From here, it would seem a downturn in the economy lights a fire in digital audience buying. This is somewhat ironic in that the space seems hot and growing already. But with the accountability noose closing tighter, the clear case for efficiency will need to be made from the CMO's desk.
Among the keys to this audience buying momentum, will be high performing, first-party data - a marketer's best friend, if they have one. Retailers, financial service firms, and travel companies are top of the heap for this powerful targeting data which will inspire continued ad spend investment as a clear connection between spend and conversions is realized - all courtesy of a cookie or reasonable facsimile. Oh and first party data is free - save for the people and data management platform that the marketer needs to get the data churning in the marketplace.
And then there's the attribution "Holy Grail." Better media mix and/or attribution models provide the business rules to more efficient spend in digital. Though attribution has been exhausted lately from an ecosystem marketing perspective, the understanding of cross-channel ad spend and its confluence appears to be something that many companies (ad tech, agencies and marketers) have their eyes on. Publishers should try to get in "the mix" here, too. It only benefits their yield. The march toward a true (automated?) understanding of the pass-off from one stage of the funnel to another - and between channels - will continue to fuel audience buying.
Also, smaller budgets actually could focus more ad dollars in the audience buying space. If it's more efficient to put it all against bottom-of-the-funnel search, why wouldn't you? Same thing goes for a display (or video or mobile) ad, retargeting campaign - another "low hanging fruit" tactic that provides marketers clear access to intent-rich audience and impressive performance sure to bring a smile to any CFO's face.

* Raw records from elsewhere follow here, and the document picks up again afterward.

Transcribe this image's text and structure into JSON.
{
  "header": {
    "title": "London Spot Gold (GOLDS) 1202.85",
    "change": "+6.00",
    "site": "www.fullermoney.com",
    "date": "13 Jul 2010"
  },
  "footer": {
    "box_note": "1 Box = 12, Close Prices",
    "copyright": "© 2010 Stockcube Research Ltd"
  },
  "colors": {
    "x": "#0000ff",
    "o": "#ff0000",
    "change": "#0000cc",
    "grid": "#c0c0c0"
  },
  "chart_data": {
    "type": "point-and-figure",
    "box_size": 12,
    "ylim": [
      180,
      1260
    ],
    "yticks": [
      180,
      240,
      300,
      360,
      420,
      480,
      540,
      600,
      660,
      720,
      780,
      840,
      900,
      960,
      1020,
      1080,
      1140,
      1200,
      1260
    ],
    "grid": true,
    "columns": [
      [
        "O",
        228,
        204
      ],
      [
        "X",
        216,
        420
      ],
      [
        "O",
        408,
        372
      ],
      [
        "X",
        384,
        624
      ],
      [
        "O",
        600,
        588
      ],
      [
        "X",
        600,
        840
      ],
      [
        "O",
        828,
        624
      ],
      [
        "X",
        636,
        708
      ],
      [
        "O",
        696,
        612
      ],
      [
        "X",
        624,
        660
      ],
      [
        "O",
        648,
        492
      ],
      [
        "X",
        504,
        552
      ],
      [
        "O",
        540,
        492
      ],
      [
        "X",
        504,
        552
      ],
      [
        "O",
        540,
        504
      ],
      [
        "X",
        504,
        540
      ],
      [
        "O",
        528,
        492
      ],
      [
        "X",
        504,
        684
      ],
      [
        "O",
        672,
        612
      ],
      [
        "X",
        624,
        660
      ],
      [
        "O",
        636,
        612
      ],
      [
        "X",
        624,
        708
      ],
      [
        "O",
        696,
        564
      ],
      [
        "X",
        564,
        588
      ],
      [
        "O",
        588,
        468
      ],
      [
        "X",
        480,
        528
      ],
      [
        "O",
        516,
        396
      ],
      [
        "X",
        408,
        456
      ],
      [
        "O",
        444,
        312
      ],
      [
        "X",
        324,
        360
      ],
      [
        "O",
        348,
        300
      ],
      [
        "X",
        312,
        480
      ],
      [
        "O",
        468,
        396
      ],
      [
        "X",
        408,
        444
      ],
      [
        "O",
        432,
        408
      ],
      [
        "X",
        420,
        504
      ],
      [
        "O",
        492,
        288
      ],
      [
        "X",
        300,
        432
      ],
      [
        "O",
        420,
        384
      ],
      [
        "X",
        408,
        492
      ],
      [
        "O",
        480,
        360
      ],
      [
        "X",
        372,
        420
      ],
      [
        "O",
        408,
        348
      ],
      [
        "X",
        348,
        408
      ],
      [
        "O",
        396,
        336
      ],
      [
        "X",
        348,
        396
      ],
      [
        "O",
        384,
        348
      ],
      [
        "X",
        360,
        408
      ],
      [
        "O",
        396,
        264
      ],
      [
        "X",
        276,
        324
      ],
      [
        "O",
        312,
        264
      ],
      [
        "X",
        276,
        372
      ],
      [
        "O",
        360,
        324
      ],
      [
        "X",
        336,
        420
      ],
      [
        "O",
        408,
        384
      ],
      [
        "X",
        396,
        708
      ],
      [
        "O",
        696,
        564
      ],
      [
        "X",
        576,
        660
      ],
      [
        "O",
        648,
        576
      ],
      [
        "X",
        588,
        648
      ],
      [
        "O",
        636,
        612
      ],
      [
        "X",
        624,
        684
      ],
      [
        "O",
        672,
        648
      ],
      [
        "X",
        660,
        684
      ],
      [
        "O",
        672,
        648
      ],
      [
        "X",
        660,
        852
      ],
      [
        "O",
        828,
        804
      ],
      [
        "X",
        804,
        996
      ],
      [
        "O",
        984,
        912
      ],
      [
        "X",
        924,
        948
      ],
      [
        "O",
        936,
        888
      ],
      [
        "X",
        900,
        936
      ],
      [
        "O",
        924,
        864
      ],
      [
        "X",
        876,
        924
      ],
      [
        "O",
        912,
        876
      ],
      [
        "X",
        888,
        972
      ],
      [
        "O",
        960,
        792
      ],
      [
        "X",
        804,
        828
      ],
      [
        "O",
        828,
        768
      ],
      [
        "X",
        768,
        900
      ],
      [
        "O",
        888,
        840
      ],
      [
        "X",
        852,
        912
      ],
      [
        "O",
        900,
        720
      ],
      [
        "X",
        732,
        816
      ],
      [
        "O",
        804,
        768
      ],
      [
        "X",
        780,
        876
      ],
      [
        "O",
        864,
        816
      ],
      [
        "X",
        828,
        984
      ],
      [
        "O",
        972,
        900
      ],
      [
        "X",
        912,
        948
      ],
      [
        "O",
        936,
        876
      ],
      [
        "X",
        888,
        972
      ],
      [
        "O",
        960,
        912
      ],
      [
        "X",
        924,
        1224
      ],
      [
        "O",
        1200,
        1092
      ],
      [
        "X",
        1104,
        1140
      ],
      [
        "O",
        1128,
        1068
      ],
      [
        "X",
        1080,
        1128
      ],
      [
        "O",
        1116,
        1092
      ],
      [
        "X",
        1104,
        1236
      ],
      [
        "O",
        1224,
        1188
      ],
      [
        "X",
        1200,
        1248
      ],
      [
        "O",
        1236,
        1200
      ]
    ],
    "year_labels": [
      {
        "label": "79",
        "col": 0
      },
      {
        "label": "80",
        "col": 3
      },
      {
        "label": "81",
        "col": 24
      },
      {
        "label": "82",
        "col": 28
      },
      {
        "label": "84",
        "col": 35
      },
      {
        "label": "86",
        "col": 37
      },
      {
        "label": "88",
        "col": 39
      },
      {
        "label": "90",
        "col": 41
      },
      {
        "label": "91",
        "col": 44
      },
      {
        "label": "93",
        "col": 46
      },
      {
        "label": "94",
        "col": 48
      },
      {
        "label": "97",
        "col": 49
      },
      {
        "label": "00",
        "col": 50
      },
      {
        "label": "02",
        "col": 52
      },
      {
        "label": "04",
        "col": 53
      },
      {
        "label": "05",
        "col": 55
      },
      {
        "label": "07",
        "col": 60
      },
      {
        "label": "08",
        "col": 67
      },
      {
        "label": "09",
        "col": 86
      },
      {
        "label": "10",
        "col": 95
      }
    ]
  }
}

Traditional Spend For The Traditional Mind
But, it's not going to be "all digital" with a downturn in the economy. In fact, it follows that budget will flow back into the TV channel as risk averse mindsets in the world of media buying are more comfortable staying with the tried-and-true.
For traditional marketers, all those years of research and GRP buying have led to a clear path of proven results on TV. They may not be the best results, but marketers know what they're getting. So do CFOs. And, nobody (or fewer people) gets fired for buying TV.
Also, scale remains a digital challenge. The Digerati have a hard time providing scale competitive to TV for a short burst, for example. "Time shifting is great, but can you pinpoint a moment in time for me in the future where I'll be able to reach millions?" The traditional marketer who needs scale in a recession will be thinking TV.
Brand safety questions linger, too, in digital audience buying for the traditionally-minded marketer. For many, ten or so 30-second TV ads within the known quantity of a single TV program trumps the swirling content of the web except among the most premium content sites with predictable content.
And finally, the "lean back" opportunity of TV remains, in theory, different than the "lean forward" of the PC, mobile, etc. We're in a different state when we watch TV. Some might say we're more willing to watch a commercial as it burbles away on TV as opposed to a PC where the user guides, clicks and scrolls through his or her web experience. And, it's not lost on the marketer that, by and large, only on TV can create an emotional connection with the viewer.
Bad economic times will bring more spend to digital audience buying, but the traditional, TV channel stands to benefit, too. It's the gulf in between which is at risk... you need to prove your ad spend works the old way or the new. No in-between.
By John Ebbert